--- WORK TASK ---
Every entry must reappear in your answer exactly as written, though its pictures must not.

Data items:
== Segment start ==
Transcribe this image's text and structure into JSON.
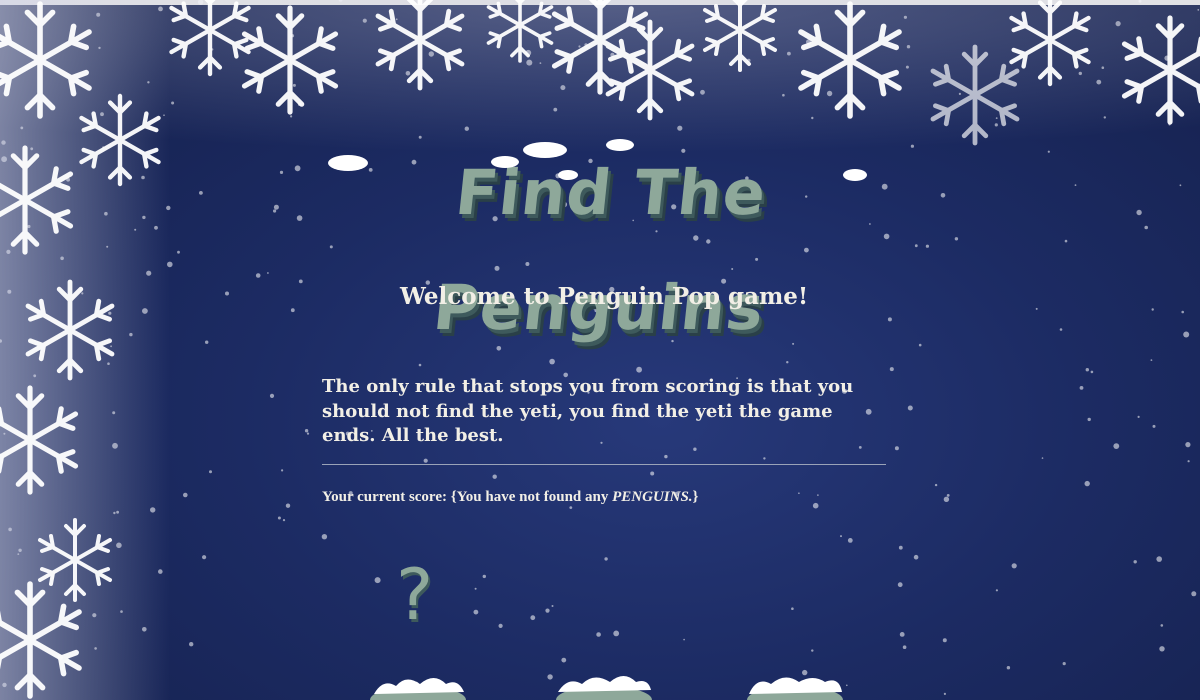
{
  "game": {
    "title": "Find The Penguins",
    "welcome": "Welcome to Penguin Pop game!",
    "rules": "The only rule that stops you from scoring is that you should not find the yeti, you find the yeti the game ends. All the best.",
    "score_prefix": "Your current score: {You have not found any ",
    "score_emphasis": "PENGUINS.",
    "score_suffix": "}",
    "hidden_tile_symbol": "?"
  },
  "colors": {
    "background": "#1c2b63",
    "title_fill": "#8ea89a",
    "title_shadow": "#3e5a5c",
    "text": "#f2efe6",
    "snow": "#ffffff"
  },
  "icons": [
    "snowflake-icon",
    "question-mark-icon",
    "snow-mound-icon"
  ]
}
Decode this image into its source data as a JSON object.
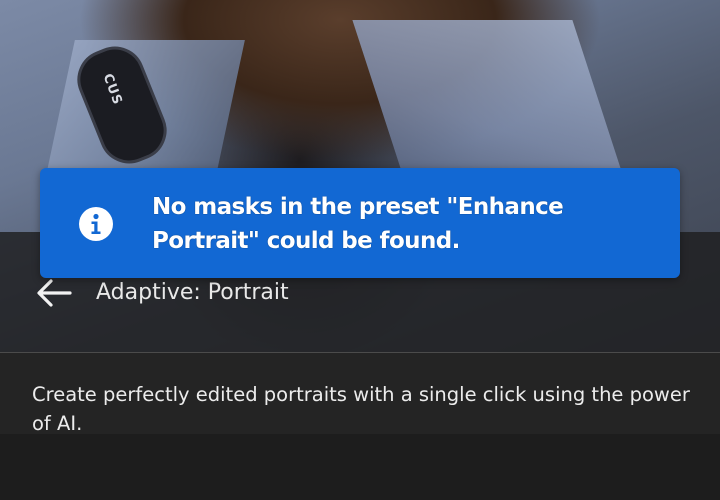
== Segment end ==
--- FINAL ANSWER ---
Transcribe this image's text and structure into JSON.
{
  "game": {
    "title": "Find The Penguins",
    "welcome": "Welcome to Penguin Pop game!",
    "rules": "The only rule that stops you from scoring is that you should not find the yeti, you find the yeti the game ends. All the best.",
    "score_prefix": "Your current score: {You have not found any ",
    "score_emphasis": "PENGUINS.",
    "score_suffix": "}",
    "hidden_tile_symbol": "?"
  },
  "colors": {
    "background": "#1c2b63",
    "title_fill": "#8ea89a",
    "title_shadow": "#3e5a5c",
    "text": "#f2efe6",
    "snow": "#ffffff"
  },
  "icons": [
    "snowflake-icon",
    "question-mark-icon",
    "snow-mound-icon"
  ]
}
Decode this image into its source data as a JSON object.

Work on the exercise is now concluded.